Sixty four percent of all contracts written for bulk oil purchases in the U.S. are made by companies that will never take delivery of even one drop of oil. They are made by speculators positioning themselves to make money off the scare over recent events involving Iran. Recently and American warship was targeted with gunfire in the Strait of Hormuz. Initial reports attributed the attack to Iran, but it turned out to have been made by smugglers — a correction that was buried in the media. Iran also announced it would stop selling oil to Britain and France, but those countries had already stopped buying oil from Iran anyway — a fact less reported than Iran’s announcement. Decades ago, financial speculators made up only about 30 percent of oil trading markets and refiners and end-users made up about 70 percent. Today those numbers are reversed; now only about 36 percent of all oil contracts are made by producers and end users, while increasing demand for oil in the U.S. is a myth. Demand for oil and gas in the U.S. is down while production of American oil has increased so much that the U.S. has actually started exporting oil to Europe, Asia and Latin America. In fact, now America’s major supplier of oil is Canada, not the middle east. So high gas prices now simply cannot be explained by any shortage or increase in demand, since neither exist. But they can be explained by speculators and their effect on the market, and we are all paying a heavy price for their activity.

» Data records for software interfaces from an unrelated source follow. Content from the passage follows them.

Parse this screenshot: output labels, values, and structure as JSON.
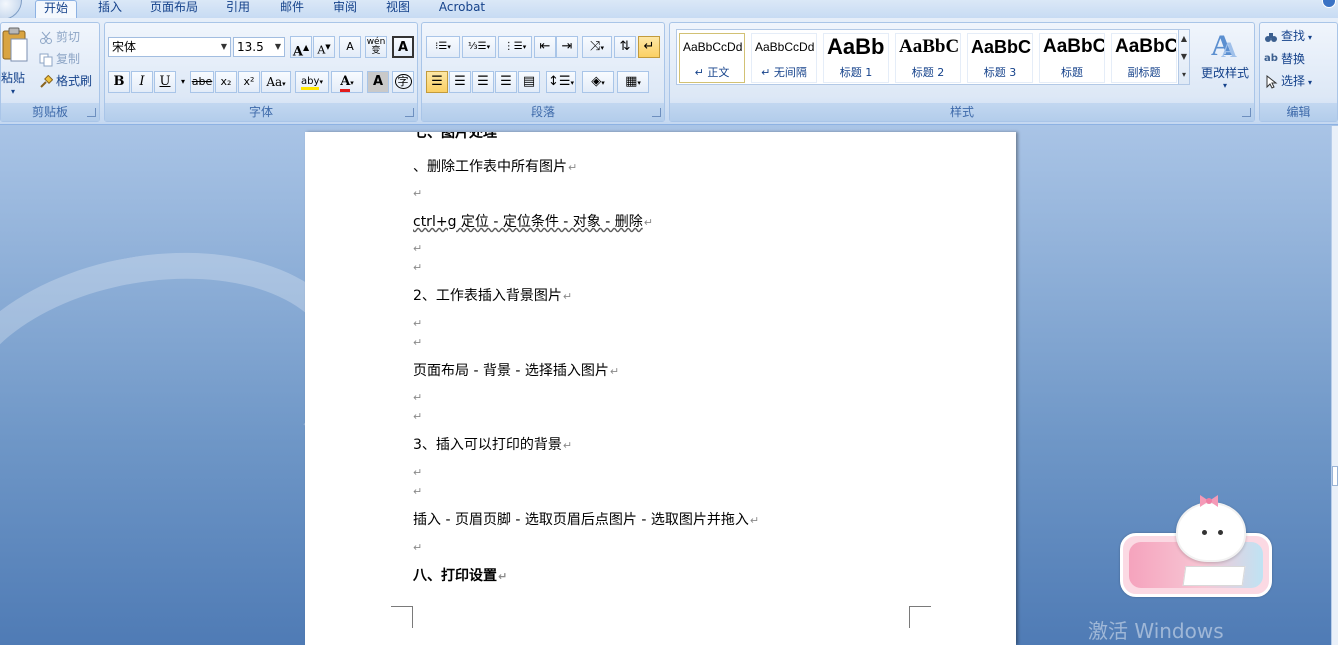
{
  "tabs": [
    "开始",
    "插入",
    "页面布局",
    "引用",
    "邮件",
    "审阅",
    "视图",
    "Acrobat"
  ],
  "active_tab": "开始",
  "clipboard": {
    "paste": "粘贴",
    "cut": "剪切",
    "copy": "复制",
    "format_painter": "格式刷",
    "group_label": "剪贴板"
  },
  "font": {
    "name": "宋体",
    "size": "13.5",
    "group_label": "字体",
    "grow_label": "A",
    "shrink_label": "A",
    "bold": "B",
    "italic": "I",
    "underline": "U",
    "strike": "abe",
    "subscript": "x₂",
    "superscript": "x²",
    "change_case": "Aa",
    "phonetic": "wén",
    "phonetic_sub": "变",
    "highlight": "aby",
    "font_color": "A",
    "char_shading": "A",
    "enclosed": "字",
    "clear_format": "A"
  },
  "paragraph": {
    "group_label": "段落"
  },
  "styles": {
    "group_label": "样式",
    "items": [
      {
        "sample": "AaBbCcDd",
        "name": "↵ 正文"
      },
      {
        "sample": "AaBbCcDd",
        "name": "↵ 无间隔"
      },
      {
        "sample": "AaBb",
        "name": "标题 1"
      },
      {
        "sample": "AaBbC",
        "name": "标题 2"
      },
      {
        "sample": "AaBbC",
        "name": "标题 3"
      },
      {
        "sample": "AaBbC",
        "name": "标题"
      },
      {
        "sample": "AaBbC",
        "name": "副标题"
      }
    ],
    "change_styles": "更改样式"
  },
  "editing": {
    "group_label": "编辑",
    "find": "查找",
    "replace": "替换",
    "select": "选择"
  },
  "document": {
    "lines": [
      "、删除工作表中所有图片",
      "ctrl+g 定位 - 定位条件 - 对象 - 删除",
      "2、工作表插入背景图片",
      "页面布局 - 背景 - 选择插入图片",
      "3、插入可以打印的背景",
      "插入 - 页眉页脚 - 选取页眉后点图片 - 选取图片并拖入",
      "八、打印设置"
    ],
    "para_mark": "↵"
  },
  "watermark": "激活 Windows",
  "colors": {
    "ribbon_bg": "#dde8f6",
    "accent": "#15428b",
    "page_bg": "#ffffff",
    "workspace": "#6f97c7"
  }
}
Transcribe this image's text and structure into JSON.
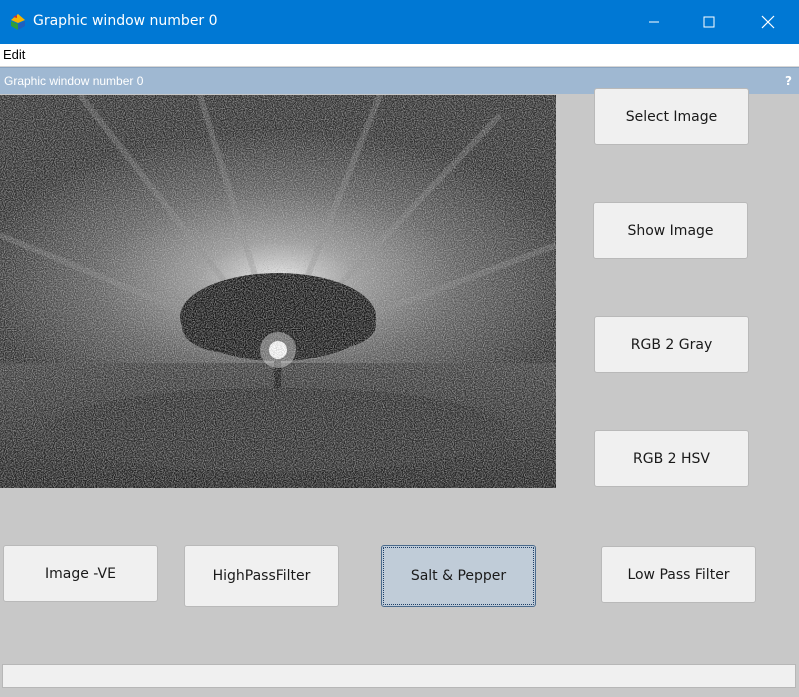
{
  "window": {
    "title": "Graphic window number 0",
    "icons": {
      "app": "scilab-icon",
      "minimize": "minimize-icon",
      "maximize": "maximize-icon",
      "close": "close-icon"
    }
  },
  "menubar": {
    "items": [
      {
        "label": "Edit"
      }
    ]
  },
  "figure": {
    "header": "Graphic window number 0",
    "help_label": "?"
  },
  "buttons": {
    "select_image": "Select Image",
    "show_image": "Show Image",
    "rgb2gray": "RGB 2 Gray",
    "rgb2hsv": "RGB 2 HSV",
    "image_ve": "Image -VE",
    "highpass": "HighPassFilter",
    "salt_pepper": "Salt & Pepper",
    "lowpass": "Low Pass Filter"
  },
  "colors": {
    "titlebar": "#0078d4",
    "figure_bg": "#c8c8c8",
    "header_bg": "#9fb8d2",
    "active_button": "#c0ccd8"
  },
  "image": {
    "description": "noisy-grayscale-tree-sunset"
  },
  "statusbar": {
    "text": ""
  }
}
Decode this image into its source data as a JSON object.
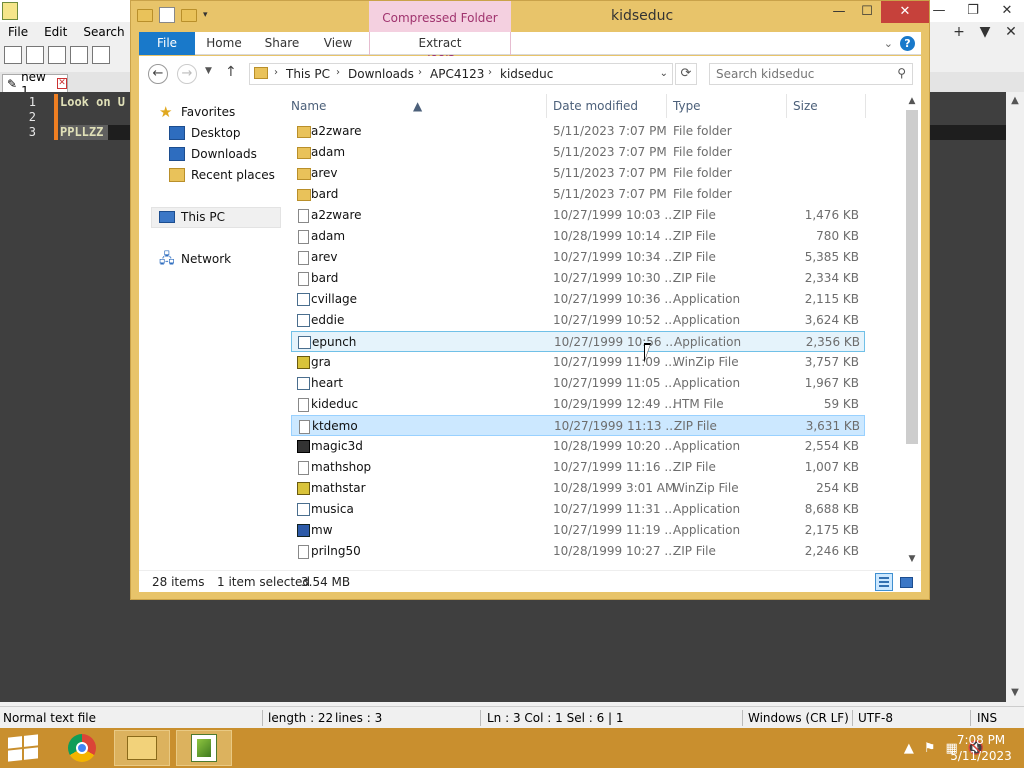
{
  "notepad": {
    "menu": [
      "File",
      "Edit",
      "Search",
      "V"
    ],
    "menu_right": [
      "+",
      "▼",
      "✕"
    ],
    "tab_label": "new 1",
    "lines": [
      {
        "num": "1",
        "text": "Look on U"
      },
      {
        "num": "2",
        "text": ""
      },
      {
        "num": "3",
        "text": "PPLLZZ"
      }
    ],
    "status": {
      "file_type": "Normal text file",
      "length": "length : 22",
      "lines": "lines : 3",
      "position": "Ln : 3    Col : 1    Sel : 6 | 1",
      "eol": "Windows (CR LF)",
      "encoding": "UTF-8",
      "mode": "INS"
    }
  },
  "explorer": {
    "title": "kidseduc",
    "context_tab": "Compressed Folder Tools",
    "ribbon_tabs": [
      "File",
      "Home",
      "Share",
      "View",
      "Extract"
    ],
    "address": [
      "This PC",
      "Downloads",
      "APC4123",
      "kidseduc"
    ],
    "search_placeholder": "Search kidseduc",
    "nav": {
      "favorites": "Favorites",
      "desktop": "Desktop",
      "downloads": "Downloads",
      "recent": "Recent places",
      "thispc": "This PC",
      "network": "Network"
    },
    "columns": [
      "Name",
      "Date modified",
      "Type",
      "Size"
    ],
    "files": [
      {
        "name": "a2zware",
        "date": "5/11/2023 7:07 PM",
        "type": "File folder",
        "size": "",
        "icon": "folder"
      },
      {
        "name": "adam",
        "date": "5/11/2023 7:07 PM",
        "type": "File folder",
        "size": "",
        "icon": "folder"
      },
      {
        "name": "arev",
        "date": "5/11/2023 7:07 PM",
        "type": "File folder",
        "size": "",
        "icon": "folder"
      },
      {
        "name": "bard",
        "date": "5/11/2023 7:07 PM",
        "type": "File folder",
        "size": "",
        "icon": "folder"
      },
      {
        "name": "a2zware",
        "date": "10/27/1999 10:03 ...",
        "type": "ZIP File",
        "size": "1,476 KB",
        "icon": "zip"
      },
      {
        "name": "adam",
        "date": "10/28/1999 10:14 ...",
        "type": "ZIP File",
        "size": "780 KB",
        "icon": "zip"
      },
      {
        "name": "arev",
        "date": "10/27/1999 10:34 ...",
        "type": "ZIP File",
        "size": "5,385 KB",
        "icon": "zip"
      },
      {
        "name": "bard",
        "date": "10/27/1999 10:30 ...",
        "type": "ZIP File",
        "size": "2,334 KB",
        "icon": "zip"
      },
      {
        "name": "cvillage",
        "date": "10/27/1999 10:36 ...",
        "type": "Application",
        "size": "2,115 KB",
        "icon": "app"
      },
      {
        "name": "eddie",
        "date": "10/27/1999 10:52 ...",
        "type": "Application",
        "size": "3,624 KB",
        "icon": "app"
      },
      {
        "name": "epunch",
        "date": "10/27/1999 10:56 ...",
        "type": "Application",
        "size": "2,356 KB",
        "icon": "app"
      },
      {
        "name": "gra",
        "date": "10/27/1999 11:09 ...",
        "type": "WinZip File",
        "size": "3,757 KB",
        "icon": "winzip"
      },
      {
        "name": "heart",
        "date": "10/27/1999 11:05 ...",
        "type": "Application",
        "size": "1,967 KB",
        "icon": "app"
      },
      {
        "name": "kideduc",
        "date": "10/29/1999 12:49 ...",
        "type": "HTM File",
        "size": "59 KB",
        "icon": "htm"
      },
      {
        "name": "ktdemo",
        "date": "10/27/1999 11:13 ...",
        "type": "ZIP File",
        "size": "3,631 KB",
        "icon": "zip"
      },
      {
        "name": "magic3d",
        "date": "10/28/1999 10:20 ...",
        "type": "Application",
        "size": "2,554 KB",
        "icon": "appmagic"
      },
      {
        "name": "mathshop",
        "date": "10/27/1999 11:16 ...",
        "type": "ZIP File",
        "size": "1,007 KB",
        "icon": "zip"
      },
      {
        "name": "mathstar",
        "date": "10/28/1999 3:01 AM",
        "type": "WinZip File",
        "size": "254 KB",
        "icon": "winzip"
      },
      {
        "name": "musica",
        "date": "10/27/1999 11:31 ...",
        "type": "Application",
        "size": "8,688 KB",
        "icon": "app"
      },
      {
        "name": "mw",
        "date": "10/27/1999 11:19 ...",
        "type": "Application",
        "size": "2,175 KB",
        "icon": "appmw"
      },
      {
        "name": "prilng50",
        "date": "10/28/1999 10:27 ...",
        "type": "ZIP File",
        "size": "2,246 KB",
        "icon": "zip"
      }
    ],
    "hover_index": 10,
    "selected_index": 14,
    "status": {
      "count": "28 items",
      "selection": "1 item selected",
      "size": "3.54 MB"
    }
  },
  "taskbar": {
    "time": "7:08 PM",
    "date": "5/11/2023"
  },
  "colors": {
    "explorer_frame": "#e8c46a",
    "accent": "#1979ca",
    "taskbar": "#c98f2e",
    "close": "#c6413b"
  }
}
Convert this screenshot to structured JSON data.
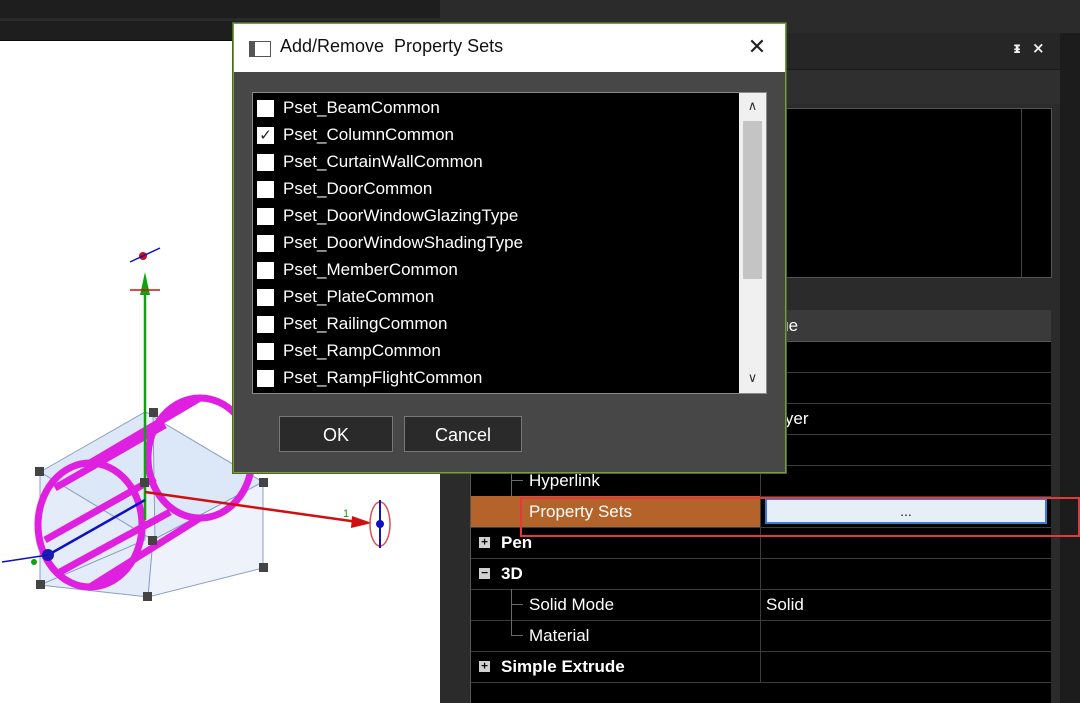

In 1983, Mitt Romney took his wife, five kids and the family’s Irish setter Seamus, on a road trip to his family’s cabin in Ontario. Romney put Seamus in a dog crate and strapped the crate to the roof of the family car. Romney proceeded to drive at interstate speeds for 12 hours, until the dog — stressed, sick and afraid — came down with diarrhea, which dripped all over the car and grossed out his kids. According to the story, Romney stopped long enough to hose down the car and the dog, and then hit the road again, with the wet, scared, wind-whipped dog still strapped to the roof of the car.
Romney does not deny the story. But to hear him tell it, the dog enjoyed the fresh air of the roof — a statement that strains credulity as much as any of his varying political positions.
The story has resurfaced this election cycle and is persuading a lot of people — including Fox News contributor Lanny Davis — of Romney’s unfitness for the presidency. Davis, a Washington, D.C. attorney, wrote that anyone who would do what Romney did to his dog “shouldn’t be president of the United States.” I have to agree, but I’m far from the only one.
In 2007, Scott Crider founded Dogs Against Romney, to publicize “Crate Gate” and spread the word about Romney’s legendary form of dog abuse. Dogs Against Romney sells poignant swag like bumperstickers that say “Get ‘Ruff’ with Romney,” and “Mitt is Mean,” official doggy bandanas that say “I Ride Inside,” and T-shirts that say “Dogs Aren’t Luggage.” Dogs Against Romney even formed a super PAC to oppose Romney’s nomination for the presidency.
On Tuesday, February 14, Dogs Against Romney held a press event outside the Westminster Dog Show at Madison Square Garden to help draw attention to Crate Gate. Dogs Against Romney says it does not endorse any candidate, but held its even alongside “Pet Lovers for Obama” — another organization working to bring attention to Romney’s mistreatment of his family dog.